Nafta is also controversial. Policymakers disagree on whether the benefits of the free trade agreement outweigh its drawbacks. Here they are, you can decide for yourself. On September 30, 2018, U.S., Mexican and Canadian negotiators agreed on a replacement agreement for the North American Free Trade Agreement (NAFTA), which President Trump called the « worst trade deal ever negotiated. » Two months later, Trump and his Mexican and Canadian counterparts signed the United States-Mexico-Canada Agreement (USMCA), which modernizes 25-year-old NAFTA and overhauls it with good and bad manners. But before it comes into force, the USMCA must be approved by lawmakers from all three countries. It`s going to be a hell of a boost. Since Ross Perot`s description of a « giant vacuum cleaner » of U.S. jobs and investment south of the border, much has been achieved over the years. But, like trade and investment data, employment figures do not support this assertion.

Manufacturing employment in the United States peaked at 19.43 million people in 1979. Between 1979 and 1993 (the last year before NAFTA came into force), manufacturing employment declined by 2.66 million jobs. Over the next 14 years (between 1993 and 2007), when NAFTA was in effect, manufacturing employment declined by $2.89 million, virtually with no significant change. And in the first six years of NAFTA, the U.S. economy created 540,000 manufacturing jobs. This should not indicate that NAFTA should be valued by creating these jobs, but that those who accuse NAFTA of job losses in the manufacturing sector must take these opposing facts into account. The conditions may seem frightening, but the USMCA trade agreement did not change most of the parts of NAFTA that satisfied Canada. Many in Congress feel that the USMCA is not doing enough to improve NAFTA, so negotiations continue within the United States. There is also a 16-year sunset clause, which means that after 16 years, the terms of the trade agreement expire and new agreements are concluded.
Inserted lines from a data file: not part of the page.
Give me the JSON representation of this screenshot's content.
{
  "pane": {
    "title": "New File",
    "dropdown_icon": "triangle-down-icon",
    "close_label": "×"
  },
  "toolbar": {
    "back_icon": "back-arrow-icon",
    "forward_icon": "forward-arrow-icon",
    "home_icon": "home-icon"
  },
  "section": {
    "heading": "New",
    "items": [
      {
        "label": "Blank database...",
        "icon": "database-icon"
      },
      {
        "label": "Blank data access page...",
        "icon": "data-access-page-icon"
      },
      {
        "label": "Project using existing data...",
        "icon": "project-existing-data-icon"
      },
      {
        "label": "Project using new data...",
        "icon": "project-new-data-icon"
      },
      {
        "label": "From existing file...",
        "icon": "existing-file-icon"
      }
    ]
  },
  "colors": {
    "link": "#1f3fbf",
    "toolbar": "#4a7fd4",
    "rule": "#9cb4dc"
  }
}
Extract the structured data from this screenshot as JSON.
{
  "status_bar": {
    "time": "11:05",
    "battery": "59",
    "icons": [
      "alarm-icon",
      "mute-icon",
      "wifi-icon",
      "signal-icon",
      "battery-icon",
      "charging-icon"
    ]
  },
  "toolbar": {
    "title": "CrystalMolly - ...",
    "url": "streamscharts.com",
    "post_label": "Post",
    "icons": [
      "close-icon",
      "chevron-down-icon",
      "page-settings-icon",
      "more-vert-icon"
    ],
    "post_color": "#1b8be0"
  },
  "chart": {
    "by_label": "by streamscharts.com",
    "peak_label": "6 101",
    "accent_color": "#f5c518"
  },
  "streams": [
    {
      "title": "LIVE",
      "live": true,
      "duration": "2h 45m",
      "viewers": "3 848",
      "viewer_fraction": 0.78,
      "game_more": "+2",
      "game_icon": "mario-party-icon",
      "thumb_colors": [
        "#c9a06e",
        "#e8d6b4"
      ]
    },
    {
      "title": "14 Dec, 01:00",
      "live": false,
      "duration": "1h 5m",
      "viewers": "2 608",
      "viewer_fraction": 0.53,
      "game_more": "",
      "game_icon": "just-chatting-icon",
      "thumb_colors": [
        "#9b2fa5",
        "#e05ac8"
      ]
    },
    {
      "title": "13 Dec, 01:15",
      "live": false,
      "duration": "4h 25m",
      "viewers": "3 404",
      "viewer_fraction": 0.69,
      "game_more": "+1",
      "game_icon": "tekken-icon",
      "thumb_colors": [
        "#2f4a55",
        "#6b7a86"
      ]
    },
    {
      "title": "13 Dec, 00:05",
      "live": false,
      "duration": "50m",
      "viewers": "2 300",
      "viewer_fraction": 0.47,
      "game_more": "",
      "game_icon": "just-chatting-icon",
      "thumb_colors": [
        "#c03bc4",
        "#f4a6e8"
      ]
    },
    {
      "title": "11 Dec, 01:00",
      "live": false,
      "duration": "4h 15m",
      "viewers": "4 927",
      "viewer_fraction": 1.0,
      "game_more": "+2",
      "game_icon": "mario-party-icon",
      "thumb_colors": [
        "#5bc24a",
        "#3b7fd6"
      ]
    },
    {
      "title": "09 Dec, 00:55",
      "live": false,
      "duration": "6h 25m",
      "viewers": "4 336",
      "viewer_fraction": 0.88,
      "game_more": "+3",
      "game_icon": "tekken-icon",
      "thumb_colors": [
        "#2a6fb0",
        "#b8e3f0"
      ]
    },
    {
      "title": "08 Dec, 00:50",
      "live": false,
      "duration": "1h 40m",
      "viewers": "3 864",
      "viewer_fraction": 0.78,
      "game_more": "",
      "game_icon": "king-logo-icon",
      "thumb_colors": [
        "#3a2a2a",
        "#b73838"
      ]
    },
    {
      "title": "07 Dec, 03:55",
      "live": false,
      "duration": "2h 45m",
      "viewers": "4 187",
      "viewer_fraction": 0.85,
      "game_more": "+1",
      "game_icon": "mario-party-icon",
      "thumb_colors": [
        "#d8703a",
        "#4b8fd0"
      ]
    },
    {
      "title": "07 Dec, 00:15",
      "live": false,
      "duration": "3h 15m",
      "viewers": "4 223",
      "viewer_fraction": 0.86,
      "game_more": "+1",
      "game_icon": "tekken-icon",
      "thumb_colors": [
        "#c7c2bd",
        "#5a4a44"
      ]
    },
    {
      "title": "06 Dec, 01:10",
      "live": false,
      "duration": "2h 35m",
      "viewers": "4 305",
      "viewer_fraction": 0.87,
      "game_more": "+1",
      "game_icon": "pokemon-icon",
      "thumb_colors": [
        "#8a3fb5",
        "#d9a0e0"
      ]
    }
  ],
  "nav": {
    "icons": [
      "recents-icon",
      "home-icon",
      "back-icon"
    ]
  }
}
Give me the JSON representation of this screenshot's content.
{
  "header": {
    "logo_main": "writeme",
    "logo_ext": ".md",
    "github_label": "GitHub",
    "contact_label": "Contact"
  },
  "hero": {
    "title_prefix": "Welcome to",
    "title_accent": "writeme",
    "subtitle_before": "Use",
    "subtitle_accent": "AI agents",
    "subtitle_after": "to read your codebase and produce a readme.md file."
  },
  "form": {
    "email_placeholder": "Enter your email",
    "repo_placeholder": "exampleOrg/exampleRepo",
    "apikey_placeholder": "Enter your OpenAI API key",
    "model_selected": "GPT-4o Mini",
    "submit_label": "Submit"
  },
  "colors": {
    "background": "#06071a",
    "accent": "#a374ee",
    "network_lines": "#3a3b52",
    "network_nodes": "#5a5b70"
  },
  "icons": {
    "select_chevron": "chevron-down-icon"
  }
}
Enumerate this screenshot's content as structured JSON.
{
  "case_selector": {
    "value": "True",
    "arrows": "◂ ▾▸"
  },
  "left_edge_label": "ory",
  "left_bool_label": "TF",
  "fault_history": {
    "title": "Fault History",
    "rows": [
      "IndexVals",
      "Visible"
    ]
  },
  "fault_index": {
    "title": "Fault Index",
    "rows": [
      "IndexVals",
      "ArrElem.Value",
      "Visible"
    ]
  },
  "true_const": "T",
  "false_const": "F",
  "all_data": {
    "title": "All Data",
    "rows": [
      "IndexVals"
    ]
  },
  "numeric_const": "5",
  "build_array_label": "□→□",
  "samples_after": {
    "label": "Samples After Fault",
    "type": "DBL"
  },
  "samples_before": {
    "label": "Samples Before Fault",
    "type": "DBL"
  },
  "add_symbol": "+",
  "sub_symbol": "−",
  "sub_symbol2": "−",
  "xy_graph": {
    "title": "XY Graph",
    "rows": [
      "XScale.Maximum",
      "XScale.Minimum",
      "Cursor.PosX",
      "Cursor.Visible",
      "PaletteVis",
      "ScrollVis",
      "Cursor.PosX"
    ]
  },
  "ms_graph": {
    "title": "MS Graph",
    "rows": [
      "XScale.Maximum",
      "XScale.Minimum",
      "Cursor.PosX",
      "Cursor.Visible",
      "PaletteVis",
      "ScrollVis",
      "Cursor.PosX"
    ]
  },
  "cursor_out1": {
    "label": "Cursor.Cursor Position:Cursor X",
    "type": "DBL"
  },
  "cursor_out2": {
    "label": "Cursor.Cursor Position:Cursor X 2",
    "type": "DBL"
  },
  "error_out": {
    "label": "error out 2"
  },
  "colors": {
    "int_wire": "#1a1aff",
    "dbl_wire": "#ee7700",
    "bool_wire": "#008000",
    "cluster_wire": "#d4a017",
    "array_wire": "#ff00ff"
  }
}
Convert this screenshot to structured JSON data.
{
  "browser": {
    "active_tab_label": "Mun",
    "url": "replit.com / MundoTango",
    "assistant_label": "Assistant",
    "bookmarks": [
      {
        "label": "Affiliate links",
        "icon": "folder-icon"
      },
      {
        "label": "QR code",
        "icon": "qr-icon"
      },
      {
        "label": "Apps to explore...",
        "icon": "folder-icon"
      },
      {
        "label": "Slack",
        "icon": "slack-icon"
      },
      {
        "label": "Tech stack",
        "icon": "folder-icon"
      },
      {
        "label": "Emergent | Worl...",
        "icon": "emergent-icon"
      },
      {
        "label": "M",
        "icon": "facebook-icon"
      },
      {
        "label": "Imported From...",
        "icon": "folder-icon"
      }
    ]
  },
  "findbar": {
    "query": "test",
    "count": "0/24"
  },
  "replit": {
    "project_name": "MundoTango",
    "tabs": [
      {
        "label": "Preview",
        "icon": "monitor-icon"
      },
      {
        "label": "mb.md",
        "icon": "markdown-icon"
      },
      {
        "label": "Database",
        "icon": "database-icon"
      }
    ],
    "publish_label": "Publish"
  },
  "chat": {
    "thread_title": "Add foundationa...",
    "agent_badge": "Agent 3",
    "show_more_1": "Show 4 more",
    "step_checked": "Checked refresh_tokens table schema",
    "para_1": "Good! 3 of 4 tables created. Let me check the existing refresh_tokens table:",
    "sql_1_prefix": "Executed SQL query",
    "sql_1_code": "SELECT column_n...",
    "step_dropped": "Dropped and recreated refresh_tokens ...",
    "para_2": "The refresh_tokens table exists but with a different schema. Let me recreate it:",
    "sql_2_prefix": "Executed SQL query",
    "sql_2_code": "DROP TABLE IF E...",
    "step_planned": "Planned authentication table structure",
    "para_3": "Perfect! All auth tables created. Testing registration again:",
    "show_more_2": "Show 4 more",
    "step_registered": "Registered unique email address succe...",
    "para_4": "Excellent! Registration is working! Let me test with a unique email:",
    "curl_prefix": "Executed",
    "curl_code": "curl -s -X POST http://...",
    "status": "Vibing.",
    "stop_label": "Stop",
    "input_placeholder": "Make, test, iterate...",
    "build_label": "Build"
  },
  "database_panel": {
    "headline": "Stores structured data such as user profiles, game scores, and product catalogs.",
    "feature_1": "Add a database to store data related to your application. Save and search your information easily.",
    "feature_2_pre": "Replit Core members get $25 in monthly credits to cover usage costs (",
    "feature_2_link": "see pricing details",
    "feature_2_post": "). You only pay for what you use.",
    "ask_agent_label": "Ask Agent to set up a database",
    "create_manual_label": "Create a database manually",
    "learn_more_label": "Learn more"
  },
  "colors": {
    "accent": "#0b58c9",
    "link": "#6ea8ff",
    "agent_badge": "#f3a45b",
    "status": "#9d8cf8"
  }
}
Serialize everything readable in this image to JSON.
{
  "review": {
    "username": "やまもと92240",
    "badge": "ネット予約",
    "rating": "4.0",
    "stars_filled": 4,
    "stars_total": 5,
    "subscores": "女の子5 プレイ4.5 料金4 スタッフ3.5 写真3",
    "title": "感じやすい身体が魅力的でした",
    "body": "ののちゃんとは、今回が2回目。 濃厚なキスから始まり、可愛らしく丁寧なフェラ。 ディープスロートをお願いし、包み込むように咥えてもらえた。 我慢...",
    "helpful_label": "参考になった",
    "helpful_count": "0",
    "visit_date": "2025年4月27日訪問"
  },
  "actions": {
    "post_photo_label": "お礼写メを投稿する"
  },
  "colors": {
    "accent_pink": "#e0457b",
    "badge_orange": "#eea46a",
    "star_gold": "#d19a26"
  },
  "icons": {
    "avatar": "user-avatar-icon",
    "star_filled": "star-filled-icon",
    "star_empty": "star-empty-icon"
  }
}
In addition, the USMCA trade agreement is reviewed every six years. These clauses allow the United States to renegotiate as needed. Americans can expect the industry to benefit from many parts of the USMCA, particularly the auto industry, and will feel some of these benefits themselves. During the election campaign, Donald Trump promised to strengthen the enforcement of existing trade rules and negotiate better trade deals than his predecessors. With its national security rights on steel and aluminum, its protective tariffs on washing machines and solar components, its vast trade war with China and the emerging spectre of new barriers to the importation of cars, President Trump has kept his first promise, for worse or worse. On the other hand, it has little to show. It predicts that the prices of small cars will increase by 1.6%, with consumption decreasing by 2.35% (or 75,700 vehicles); Middle-class and full-class cars will experience a price increase of 0.42% and a 0.59% drop in demand (or 16,900 vehicles); Multi-personnel vehicles cost 0.53% more with a 0.40% decrease in consumption (or 32,900 vehicles); Pick-up prices increased by 0.37%, which caused consumption to fall by 0.51% (or 14,800 vehicles). These problems are costly. First, the difficult costs of help: consumers would be e-mail, and the native team should do some research on any shipping problem. Second, a poor consumer experience results in a loss of revenue due to greater chalk and less word-of-mouth propaganda. These same safeguards can lead to costs and other frictions that can result in inconvenience.

But it is a small price for the sustainable future of production and trade in North America. Overall, the drafts of the new agreement outweigh the disadvantages. Between 1993 (the last year before NAFTA came into force) and 2016, total trade in